Records excerpted from a collection
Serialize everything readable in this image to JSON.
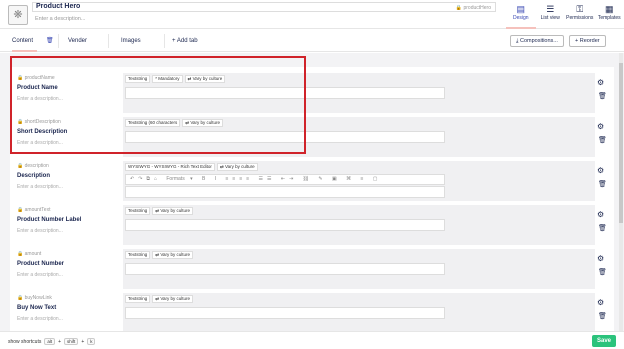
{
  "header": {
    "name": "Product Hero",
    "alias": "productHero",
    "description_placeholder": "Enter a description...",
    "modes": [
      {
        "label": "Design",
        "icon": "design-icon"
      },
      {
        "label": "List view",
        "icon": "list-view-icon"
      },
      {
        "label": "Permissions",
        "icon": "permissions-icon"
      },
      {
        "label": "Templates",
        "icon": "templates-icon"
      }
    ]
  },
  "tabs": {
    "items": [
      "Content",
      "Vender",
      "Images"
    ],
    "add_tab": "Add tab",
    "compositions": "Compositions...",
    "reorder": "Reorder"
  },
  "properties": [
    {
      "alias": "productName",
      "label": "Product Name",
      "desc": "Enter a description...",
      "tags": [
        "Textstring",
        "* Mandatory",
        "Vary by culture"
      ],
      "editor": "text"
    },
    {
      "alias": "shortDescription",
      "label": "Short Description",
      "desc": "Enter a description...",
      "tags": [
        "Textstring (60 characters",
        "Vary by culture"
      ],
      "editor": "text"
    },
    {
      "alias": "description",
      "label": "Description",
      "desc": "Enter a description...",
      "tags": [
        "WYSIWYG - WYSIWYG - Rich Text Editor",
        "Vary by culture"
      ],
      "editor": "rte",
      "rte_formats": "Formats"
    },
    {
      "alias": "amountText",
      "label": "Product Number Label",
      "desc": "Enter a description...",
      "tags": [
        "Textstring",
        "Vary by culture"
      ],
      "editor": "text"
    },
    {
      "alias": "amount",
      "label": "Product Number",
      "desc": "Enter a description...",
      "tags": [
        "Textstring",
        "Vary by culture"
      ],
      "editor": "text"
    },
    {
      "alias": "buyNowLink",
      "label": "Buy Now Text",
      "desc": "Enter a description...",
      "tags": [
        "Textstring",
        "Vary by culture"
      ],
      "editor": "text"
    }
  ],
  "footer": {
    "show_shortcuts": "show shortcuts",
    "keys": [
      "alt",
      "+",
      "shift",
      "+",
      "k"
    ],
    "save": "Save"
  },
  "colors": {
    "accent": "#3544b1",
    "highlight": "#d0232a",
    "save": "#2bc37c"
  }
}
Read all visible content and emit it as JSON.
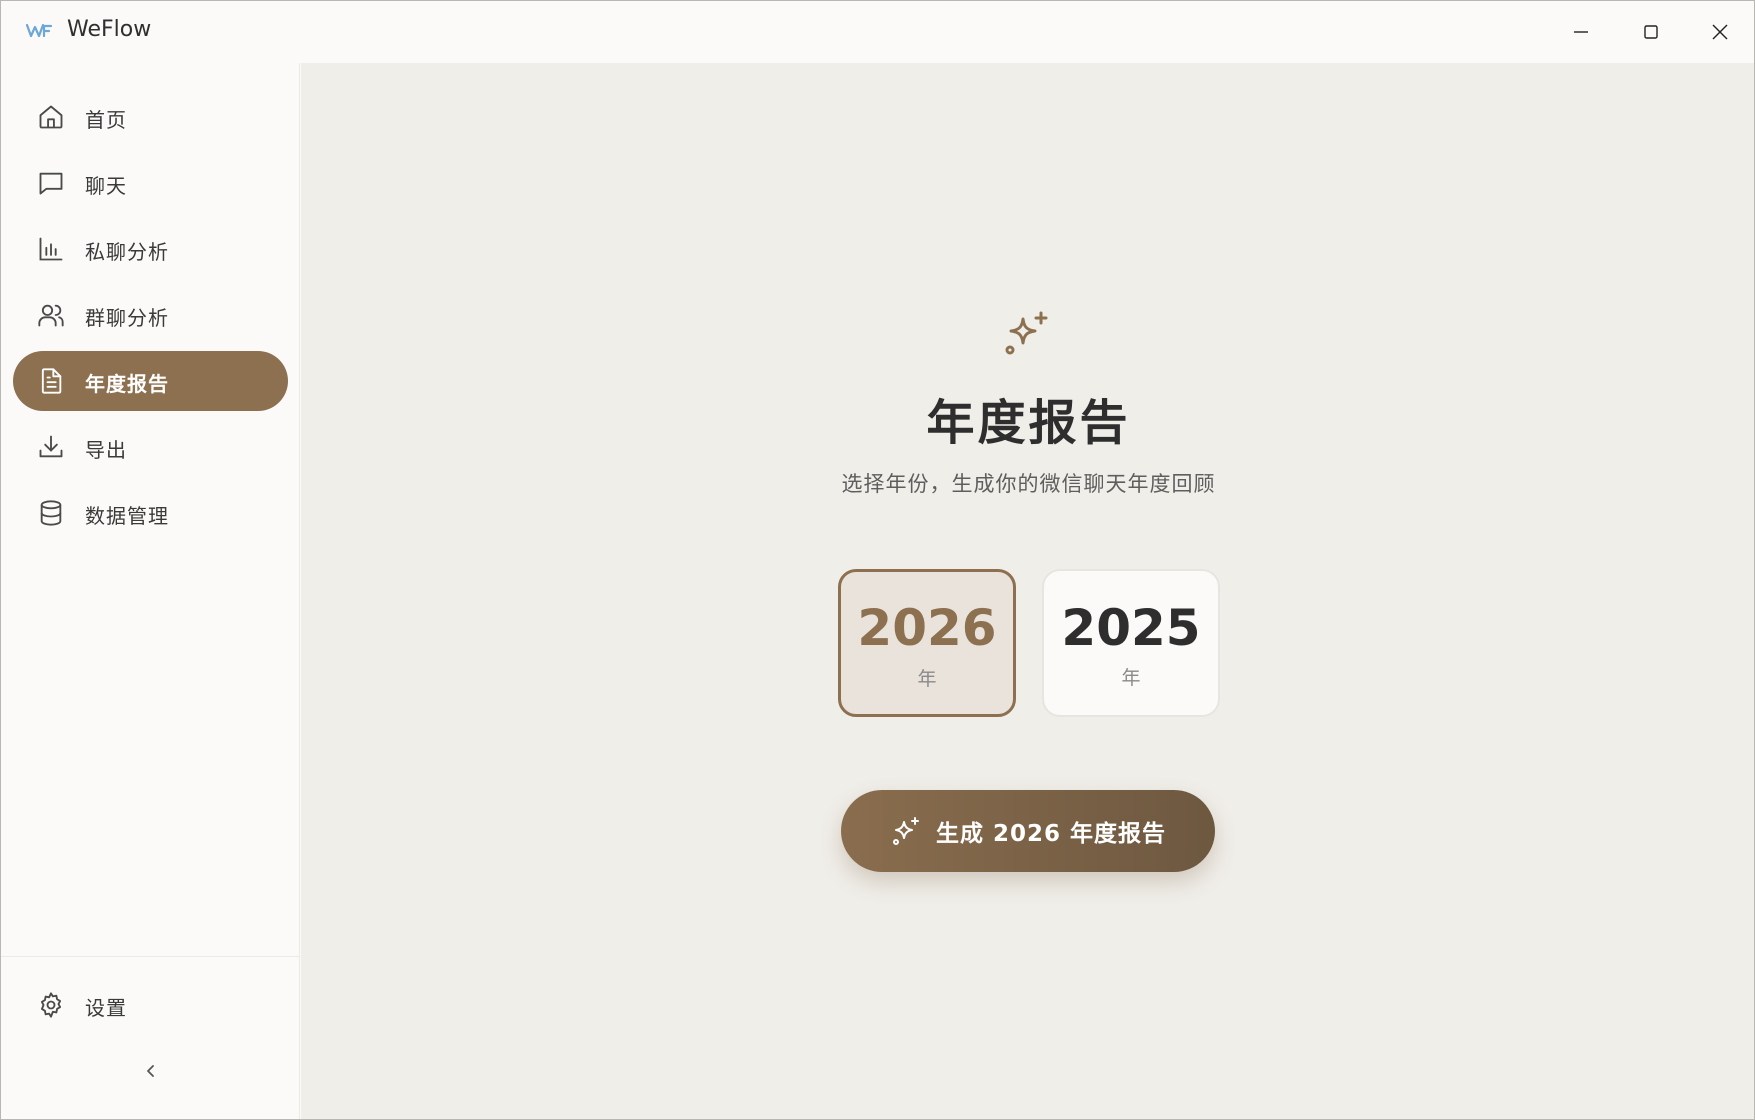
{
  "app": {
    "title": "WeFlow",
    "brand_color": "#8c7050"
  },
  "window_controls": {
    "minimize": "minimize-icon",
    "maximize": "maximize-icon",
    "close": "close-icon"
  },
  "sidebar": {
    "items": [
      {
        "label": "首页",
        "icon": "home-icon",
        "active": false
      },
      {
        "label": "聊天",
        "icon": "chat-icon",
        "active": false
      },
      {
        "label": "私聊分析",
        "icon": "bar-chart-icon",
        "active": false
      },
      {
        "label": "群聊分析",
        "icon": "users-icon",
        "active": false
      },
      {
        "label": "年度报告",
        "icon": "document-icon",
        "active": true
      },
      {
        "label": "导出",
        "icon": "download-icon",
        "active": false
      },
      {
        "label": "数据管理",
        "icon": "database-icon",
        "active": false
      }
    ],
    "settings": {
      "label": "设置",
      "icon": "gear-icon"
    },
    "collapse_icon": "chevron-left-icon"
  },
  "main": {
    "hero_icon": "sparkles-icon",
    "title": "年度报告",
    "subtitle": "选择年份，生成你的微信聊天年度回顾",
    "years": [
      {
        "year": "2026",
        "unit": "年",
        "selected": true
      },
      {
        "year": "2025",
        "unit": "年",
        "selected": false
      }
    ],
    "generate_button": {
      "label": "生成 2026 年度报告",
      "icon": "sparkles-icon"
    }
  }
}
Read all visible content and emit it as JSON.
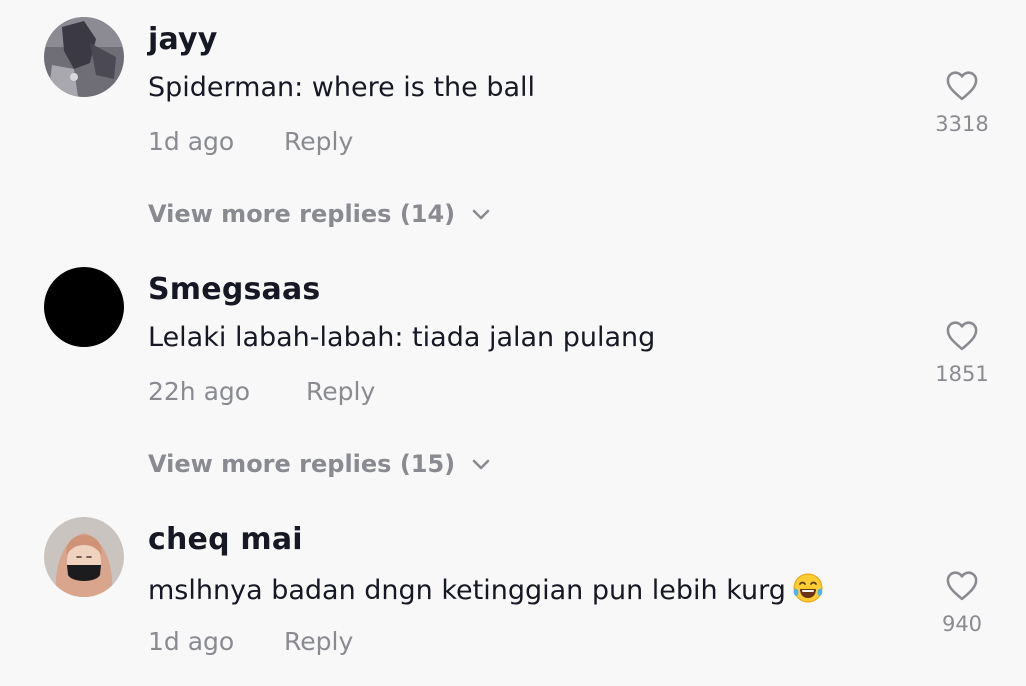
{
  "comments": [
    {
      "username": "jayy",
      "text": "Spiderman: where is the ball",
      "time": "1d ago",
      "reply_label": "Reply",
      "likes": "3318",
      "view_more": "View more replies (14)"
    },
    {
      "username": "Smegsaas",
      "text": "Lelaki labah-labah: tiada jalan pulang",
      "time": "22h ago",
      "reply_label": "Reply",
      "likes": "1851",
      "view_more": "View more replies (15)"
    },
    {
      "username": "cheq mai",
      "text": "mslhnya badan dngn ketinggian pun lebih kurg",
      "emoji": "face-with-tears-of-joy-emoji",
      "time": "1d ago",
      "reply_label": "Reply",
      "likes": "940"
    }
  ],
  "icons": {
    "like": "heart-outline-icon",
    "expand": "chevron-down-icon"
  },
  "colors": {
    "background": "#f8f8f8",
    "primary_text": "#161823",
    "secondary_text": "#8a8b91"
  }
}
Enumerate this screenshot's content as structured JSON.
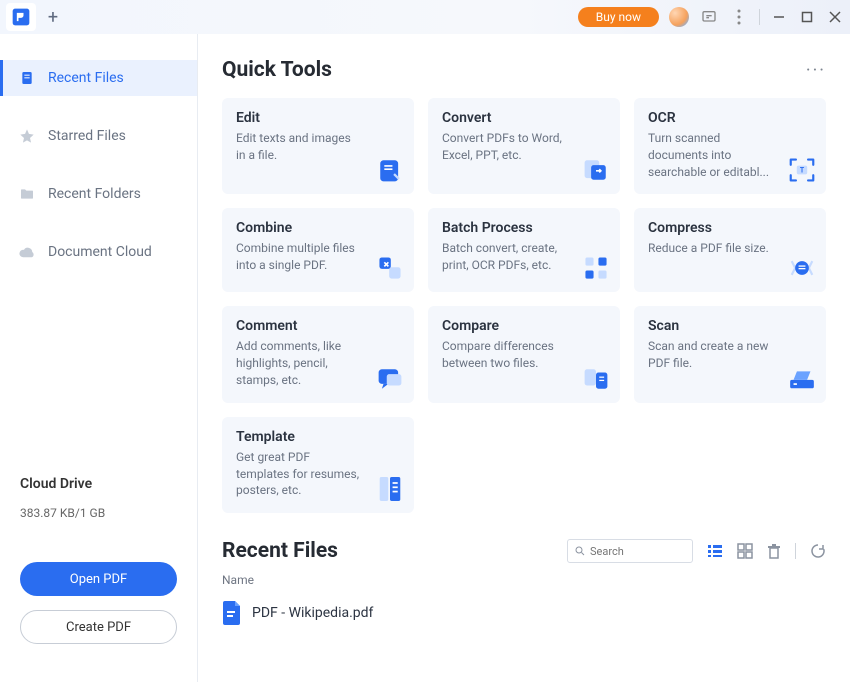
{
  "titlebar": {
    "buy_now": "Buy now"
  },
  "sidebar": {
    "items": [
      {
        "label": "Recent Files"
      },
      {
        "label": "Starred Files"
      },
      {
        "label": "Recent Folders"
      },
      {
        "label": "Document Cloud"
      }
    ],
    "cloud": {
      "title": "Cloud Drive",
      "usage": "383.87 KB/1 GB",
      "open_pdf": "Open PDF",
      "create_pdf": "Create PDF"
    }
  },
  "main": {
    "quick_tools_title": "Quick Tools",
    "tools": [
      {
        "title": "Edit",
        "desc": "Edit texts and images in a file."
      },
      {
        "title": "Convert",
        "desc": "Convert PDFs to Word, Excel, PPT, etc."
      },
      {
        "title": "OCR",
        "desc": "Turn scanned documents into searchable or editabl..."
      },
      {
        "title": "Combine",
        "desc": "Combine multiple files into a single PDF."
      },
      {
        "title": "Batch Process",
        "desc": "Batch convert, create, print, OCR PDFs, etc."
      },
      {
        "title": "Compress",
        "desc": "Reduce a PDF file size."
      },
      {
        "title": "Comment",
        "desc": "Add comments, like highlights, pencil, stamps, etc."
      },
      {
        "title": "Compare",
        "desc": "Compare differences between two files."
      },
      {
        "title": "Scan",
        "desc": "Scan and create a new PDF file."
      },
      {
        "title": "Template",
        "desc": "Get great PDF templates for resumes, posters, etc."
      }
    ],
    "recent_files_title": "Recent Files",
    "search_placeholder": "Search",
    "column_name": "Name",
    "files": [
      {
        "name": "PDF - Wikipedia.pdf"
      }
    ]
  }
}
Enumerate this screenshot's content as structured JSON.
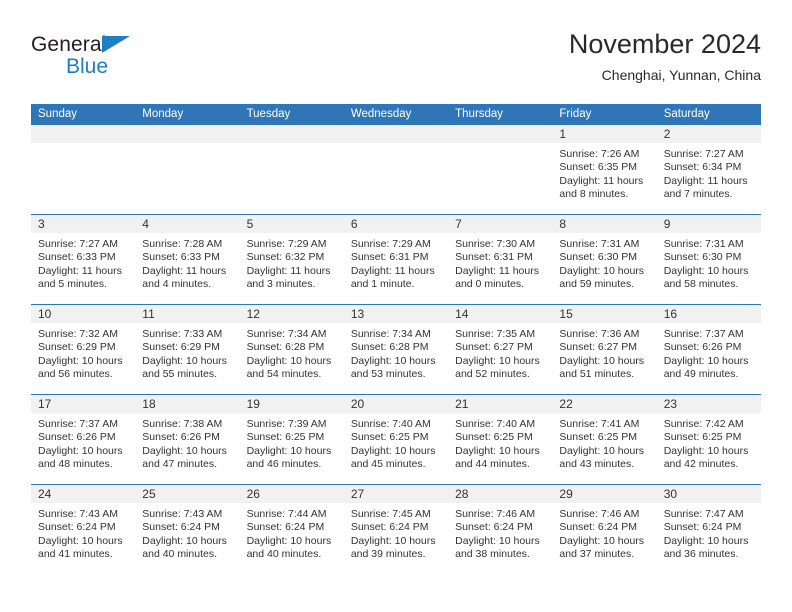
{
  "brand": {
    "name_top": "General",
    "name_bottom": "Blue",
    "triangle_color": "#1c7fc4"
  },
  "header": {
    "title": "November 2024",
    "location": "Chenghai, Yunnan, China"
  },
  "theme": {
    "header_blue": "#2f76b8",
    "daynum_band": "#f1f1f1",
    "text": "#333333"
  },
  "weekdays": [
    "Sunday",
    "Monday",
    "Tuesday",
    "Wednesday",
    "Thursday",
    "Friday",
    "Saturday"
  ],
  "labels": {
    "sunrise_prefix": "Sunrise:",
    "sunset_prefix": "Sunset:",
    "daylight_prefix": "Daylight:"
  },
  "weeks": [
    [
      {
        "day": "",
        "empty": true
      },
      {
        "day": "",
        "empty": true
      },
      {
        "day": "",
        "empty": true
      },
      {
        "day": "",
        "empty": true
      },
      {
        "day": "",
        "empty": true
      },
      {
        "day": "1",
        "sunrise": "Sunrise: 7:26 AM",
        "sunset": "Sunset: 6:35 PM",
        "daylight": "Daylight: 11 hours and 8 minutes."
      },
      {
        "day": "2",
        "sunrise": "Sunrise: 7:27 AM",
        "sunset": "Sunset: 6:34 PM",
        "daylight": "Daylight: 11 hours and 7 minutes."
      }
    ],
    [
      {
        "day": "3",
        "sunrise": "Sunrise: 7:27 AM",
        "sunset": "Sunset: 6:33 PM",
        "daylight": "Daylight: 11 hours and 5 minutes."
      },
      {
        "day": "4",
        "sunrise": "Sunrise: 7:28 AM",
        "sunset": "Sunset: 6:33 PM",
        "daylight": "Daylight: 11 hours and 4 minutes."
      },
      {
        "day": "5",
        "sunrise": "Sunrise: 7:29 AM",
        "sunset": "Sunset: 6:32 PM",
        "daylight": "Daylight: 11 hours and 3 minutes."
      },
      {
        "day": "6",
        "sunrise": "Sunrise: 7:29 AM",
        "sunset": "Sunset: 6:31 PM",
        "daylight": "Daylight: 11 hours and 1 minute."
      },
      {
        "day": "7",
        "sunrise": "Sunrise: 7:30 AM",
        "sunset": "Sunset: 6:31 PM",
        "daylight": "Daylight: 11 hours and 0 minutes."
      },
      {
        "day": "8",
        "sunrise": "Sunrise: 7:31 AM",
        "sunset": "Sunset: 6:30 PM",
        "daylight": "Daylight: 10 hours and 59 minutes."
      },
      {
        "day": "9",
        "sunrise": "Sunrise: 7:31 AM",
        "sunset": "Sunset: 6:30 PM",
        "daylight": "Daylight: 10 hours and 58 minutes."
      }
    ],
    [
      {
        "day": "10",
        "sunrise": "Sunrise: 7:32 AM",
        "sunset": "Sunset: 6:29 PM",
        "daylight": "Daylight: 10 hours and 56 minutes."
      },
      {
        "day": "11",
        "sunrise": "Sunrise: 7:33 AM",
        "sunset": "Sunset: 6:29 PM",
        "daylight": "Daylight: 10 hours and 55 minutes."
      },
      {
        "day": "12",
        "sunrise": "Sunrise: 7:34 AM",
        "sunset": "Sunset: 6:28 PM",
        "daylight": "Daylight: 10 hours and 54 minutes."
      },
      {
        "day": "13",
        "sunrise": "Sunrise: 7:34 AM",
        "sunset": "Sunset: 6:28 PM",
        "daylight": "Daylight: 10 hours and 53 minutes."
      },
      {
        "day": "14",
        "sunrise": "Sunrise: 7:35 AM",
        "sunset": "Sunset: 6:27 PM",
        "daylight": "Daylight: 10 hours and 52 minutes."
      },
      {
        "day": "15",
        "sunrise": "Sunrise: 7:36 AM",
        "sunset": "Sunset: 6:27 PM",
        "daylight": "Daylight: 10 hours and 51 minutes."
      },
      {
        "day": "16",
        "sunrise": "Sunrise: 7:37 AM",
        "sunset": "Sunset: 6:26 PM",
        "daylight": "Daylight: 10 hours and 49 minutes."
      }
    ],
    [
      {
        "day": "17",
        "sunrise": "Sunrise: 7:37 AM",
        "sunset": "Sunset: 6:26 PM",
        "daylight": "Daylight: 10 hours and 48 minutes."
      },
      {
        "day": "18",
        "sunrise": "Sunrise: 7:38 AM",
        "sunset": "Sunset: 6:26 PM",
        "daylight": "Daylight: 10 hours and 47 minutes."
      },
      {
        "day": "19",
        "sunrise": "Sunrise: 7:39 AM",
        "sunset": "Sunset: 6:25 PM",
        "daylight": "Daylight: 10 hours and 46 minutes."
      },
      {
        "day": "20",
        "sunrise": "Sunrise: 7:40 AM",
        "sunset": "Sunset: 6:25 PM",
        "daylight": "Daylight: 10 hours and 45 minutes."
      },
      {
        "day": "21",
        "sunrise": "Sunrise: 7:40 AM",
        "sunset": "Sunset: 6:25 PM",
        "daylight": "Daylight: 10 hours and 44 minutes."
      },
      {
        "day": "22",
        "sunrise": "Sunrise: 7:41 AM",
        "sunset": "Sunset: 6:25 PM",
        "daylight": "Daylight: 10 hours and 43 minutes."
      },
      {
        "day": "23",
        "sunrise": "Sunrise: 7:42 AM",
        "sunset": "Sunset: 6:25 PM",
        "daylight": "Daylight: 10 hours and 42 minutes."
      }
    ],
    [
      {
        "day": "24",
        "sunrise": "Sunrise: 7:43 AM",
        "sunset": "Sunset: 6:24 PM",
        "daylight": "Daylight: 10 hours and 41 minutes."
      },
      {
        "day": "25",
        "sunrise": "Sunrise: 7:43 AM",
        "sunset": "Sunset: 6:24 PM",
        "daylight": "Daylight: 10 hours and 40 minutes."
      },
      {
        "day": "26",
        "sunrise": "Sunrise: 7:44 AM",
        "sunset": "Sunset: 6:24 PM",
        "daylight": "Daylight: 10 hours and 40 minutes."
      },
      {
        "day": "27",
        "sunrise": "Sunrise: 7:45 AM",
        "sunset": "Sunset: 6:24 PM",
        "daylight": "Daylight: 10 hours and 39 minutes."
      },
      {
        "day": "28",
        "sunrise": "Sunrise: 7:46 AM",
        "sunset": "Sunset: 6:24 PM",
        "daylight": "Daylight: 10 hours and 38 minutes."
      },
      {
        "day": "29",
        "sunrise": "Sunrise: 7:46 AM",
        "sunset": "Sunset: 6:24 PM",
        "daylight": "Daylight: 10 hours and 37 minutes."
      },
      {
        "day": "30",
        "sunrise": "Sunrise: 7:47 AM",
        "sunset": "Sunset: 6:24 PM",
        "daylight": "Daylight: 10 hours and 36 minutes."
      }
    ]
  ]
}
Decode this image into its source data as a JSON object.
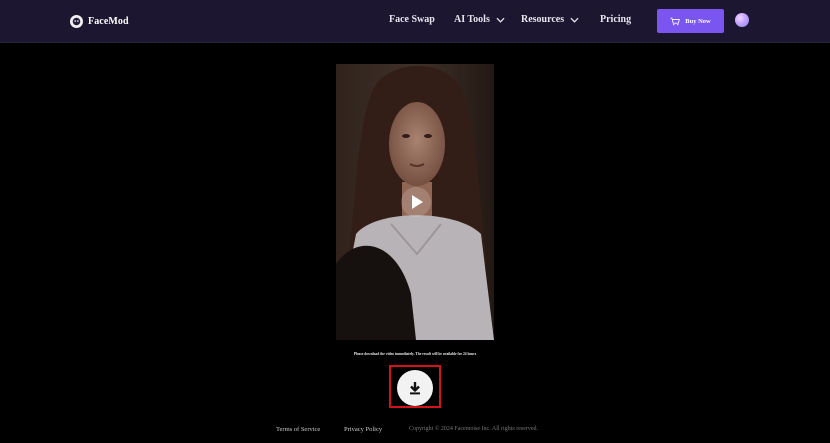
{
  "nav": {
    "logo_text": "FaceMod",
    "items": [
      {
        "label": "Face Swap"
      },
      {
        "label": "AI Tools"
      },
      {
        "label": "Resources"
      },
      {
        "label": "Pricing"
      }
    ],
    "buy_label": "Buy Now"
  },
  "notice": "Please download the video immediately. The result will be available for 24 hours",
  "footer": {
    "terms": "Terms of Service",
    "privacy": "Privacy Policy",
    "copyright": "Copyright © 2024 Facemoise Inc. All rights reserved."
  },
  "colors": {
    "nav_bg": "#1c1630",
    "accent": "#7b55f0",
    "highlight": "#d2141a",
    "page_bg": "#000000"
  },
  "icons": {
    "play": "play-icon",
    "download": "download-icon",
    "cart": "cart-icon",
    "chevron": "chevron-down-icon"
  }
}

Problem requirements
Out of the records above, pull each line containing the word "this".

Response
Serialize everything readable in this image to JSON.
Enumerate this screenshot's content as structured JSON.
Enumerate this screenshot's content as structured JSON.
Decode this image into its source data as a JSON object.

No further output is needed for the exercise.